Rock bands getting the remix treatment is nothing new. Everyone from Elvis to The Rolling Stones have had their songs reinterpreted for the dance floor with varying results. But before I could hear the remix I ran the numbers in my head [cue adding machine SFX]: the biggest commercial DJ + one of the biggest legacy rock bands = a nice lil’ payday for all parties involved, especially for Van Halen whose status is locked in who-the-hell-knows-if-they’re-going-to-ever-record-or-tour-again limbo.
The formula for Van Buuren’s interpretation is simple and calculated.
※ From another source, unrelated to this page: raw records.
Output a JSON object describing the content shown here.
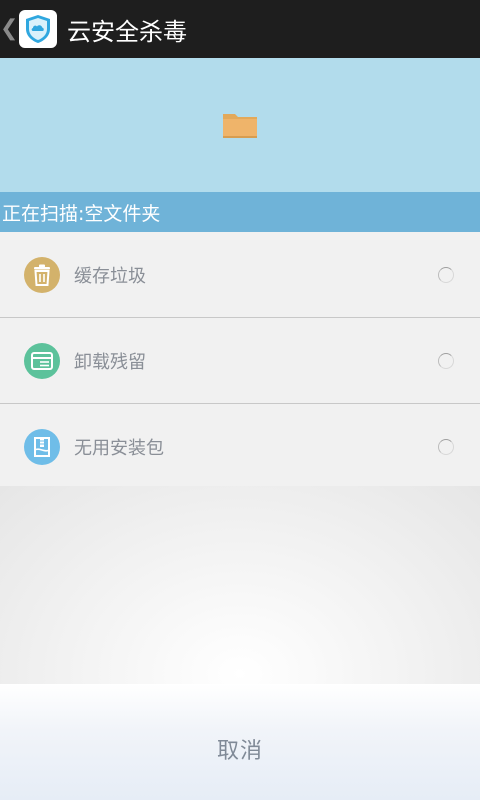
{
  "header": {
    "back_icon": "chevron-left-icon",
    "app_icon": "shield-cloud-icon",
    "title": "云安全杀毒"
  },
  "scan": {
    "folder_icon": "folder-icon",
    "status_text": "正在扫描:空文件夹"
  },
  "items": [
    {
      "label": "缓存垃圾",
      "icon": "trash-icon",
      "color": "#d3b26b"
    },
    {
      "label": "卸载残留",
      "icon": "card-icon",
      "color": "#5cc29b"
    },
    {
      "label": "无用安装包",
      "icon": "package-icon",
      "color": "#6fbde8"
    }
  ],
  "colors": {
    "hero_bg": "#b2dcec",
    "scan_bar_bg": "#6fb3d8",
    "topbar_bg": "#1e1e1e"
  },
  "footer": {
    "cancel_label": "取消"
  }
}
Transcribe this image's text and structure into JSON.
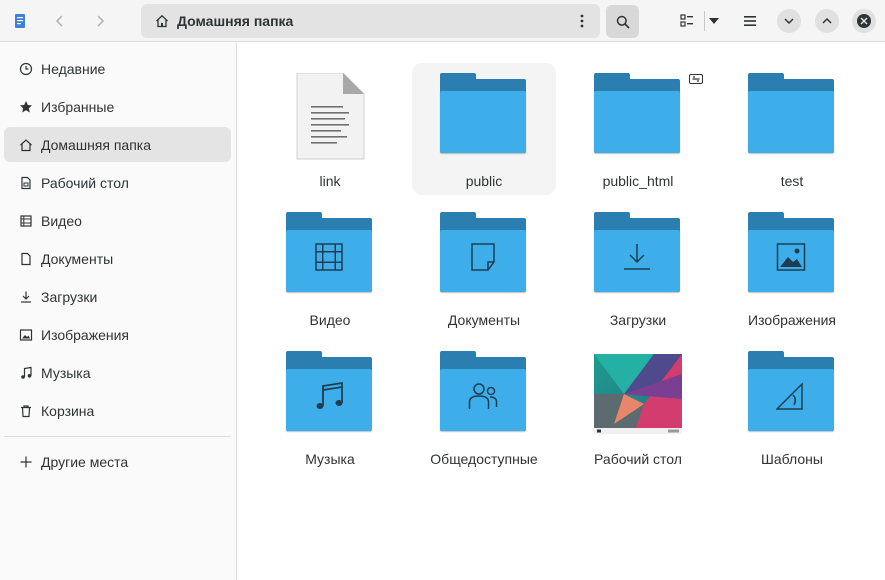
{
  "header": {
    "path_label": "Домашняя папка",
    "path_icon": "home-icon",
    "app_icon": "file-manager-icon",
    "back_icon": "chevron-left-icon",
    "forward_icon": "chevron-right-icon",
    "menu_icon": "vertical-dots-icon",
    "search_icon": "search-icon",
    "view_icon": "grid-view-icon",
    "view_dropdown_icon": "triangle-down-icon",
    "hamburger_icon": "hamburger-icon",
    "minimize_icon": "chevron-down-icon",
    "maximize_icon": "chevron-up-icon",
    "close_icon": "close-icon"
  },
  "sidebar": {
    "items": [
      {
        "label": "Недавние",
        "icon": "clock-icon"
      },
      {
        "label": "Избранные",
        "icon": "star-icon"
      },
      {
        "label": "Домашняя папка",
        "icon": "home-icon"
      },
      {
        "label": "Рабочий стол",
        "icon": "desktop-icon"
      },
      {
        "label": "Видео",
        "icon": "video-icon"
      },
      {
        "label": "Документы",
        "icon": "document-icon"
      },
      {
        "label": "Загрузки",
        "icon": "download-icon"
      },
      {
        "label": "Изображения",
        "icon": "image-icon"
      },
      {
        "label": "Музыка",
        "icon": "music-icon"
      },
      {
        "label": "Корзина",
        "icon": "trash-icon"
      }
    ],
    "other_places": {
      "label": "Другие места",
      "icon": "plus-icon"
    }
  },
  "files": [
    {
      "label": "link",
      "type": "text-file"
    },
    {
      "label": "public",
      "type": "folder"
    },
    {
      "label": "public_html",
      "type": "folder-linked"
    },
    {
      "label": "test",
      "type": "folder"
    },
    {
      "label": "Видео",
      "type": "folder-video"
    },
    {
      "label": "Документы",
      "type": "folder-documents"
    },
    {
      "label": "Загрузки",
      "type": "folder-downloads"
    },
    {
      "label": "Изображения",
      "type": "folder-pictures"
    },
    {
      "label": "Музыка",
      "type": "folder-music"
    },
    {
      "label": "Общедоступные",
      "type": "folder-public"
    },
    {
      "label": "Рабочий стол",
      "type": "desktop-thumbnail"
    },
    {
      "label": "Шаблоны",
      "type": "folder-templates"
    }
  ],
  "colors": {
    "folder_front": "#3daee9",
    "folder_back": "#2a7fb0",
    "accent": "#3daee9"
  }
}
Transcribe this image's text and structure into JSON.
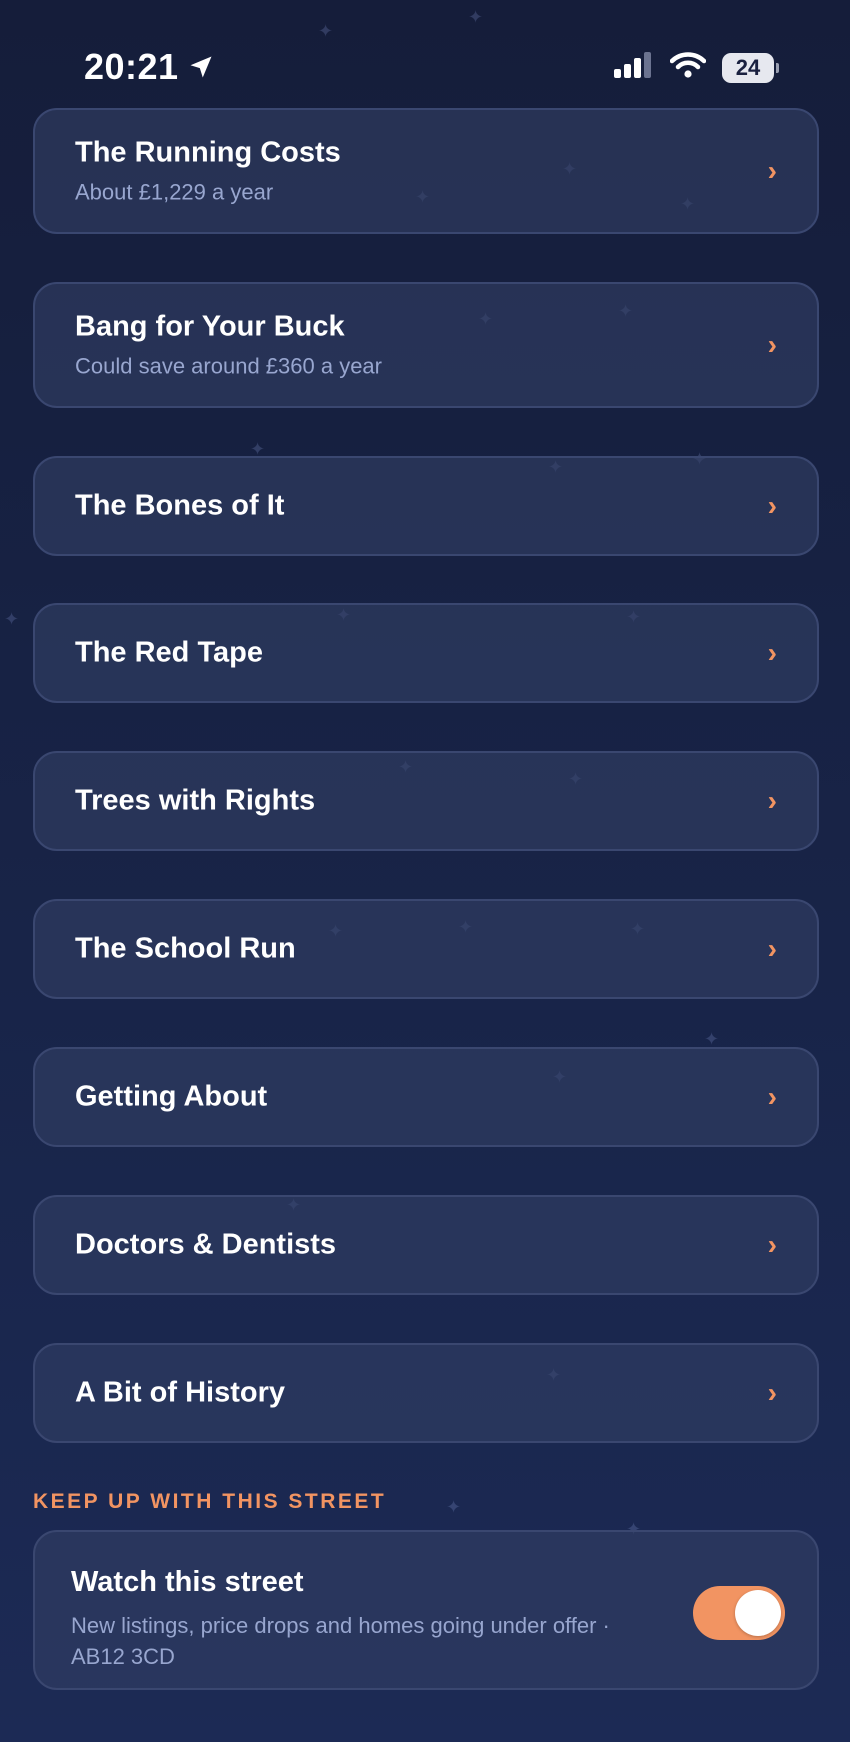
{
  "status_bar": {
    "time": "20:21",
    "battery_level": "24",
    "icons": [
      "location-arrow-icon",
      "cellular-signal-icon",
      "wifi-icon",
      "battery-icon"
    ]
  },
  "sections": [
    {
      "title": "The Running Costs",
      "subtitle": "About £1,229 a year"
    },
    {
      "title": "Bang for Your Buck",
      "subtitle": "Could save around £360 a year"
    },
    {
      "title": "The Bones of It"
    },
    {
      "title": "The Red Tape"
    },
    {
      "title": "Trees with Rights"
    },
    {
      "title": "The School Run"
    },
    {
      "title": "Getting About"
    },
    {
      "title": "Doctors & Dentists"
    },
    {
      "title": "A Bit of History"
    }
  ],
  "chevron_glyph": "›",
  "watch_section": {
    "header": "KEEP UP WITH THIS STREET",
    "title": "Watch this street",
    "description": "New listings, price drops and homes going under offer · AB12 3CD",
    "toggle_on": true
  },
  "colors": {
    "accent": "#f29462",
    "background": "#182448",
    "card_background": "#323f64",
    "card_border": "#3a4770",
    "subtitle_text": "#98a6cf"
  }
}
He flies Roth’s vocal over a pedestrian EDM track, then brings in the song’s iconic synth line with additional percussion. Introduce a cowbell to the breakdown and – viola! – make sure you spell van Buuren with two u’s on the check.
Writing in Rolling Stone Brittany Spanos described the intro as “Baba O’Riley” esque – er, that’s a stretch – and opined, “The funniest part of the whole thing is that it makes one less nostalgic for the golden age of Eighties synth-rock, and more hungry for the era of Peak EDM that we experienced a mere five years ago.”
I think she tripped over her point. Nostalgia is precisely what’s being peddled here. “Jump” is a pre-internet relic, an artifact from a pre-woke time when Spandex-wearing men with peroxide hair ruled the charts and often behaved very, very badly. In fact, I’ll bet that a good percentage of UMFers had heard “Jump” before at a sporting event or on classic rock radio in the car with their parents. No matter what your musical proclivities are it’s a song everyone knows.
Novelty remixes of pop tracks are disposable fodder, a tactic that’s part of a strategy to get mass attention. The only thing that’s newsworthy about this lackluster remix is that it took 36 years to happen. Having garnered a lot of global attention since Ultra, everyone involved can proclaim mission accomplished.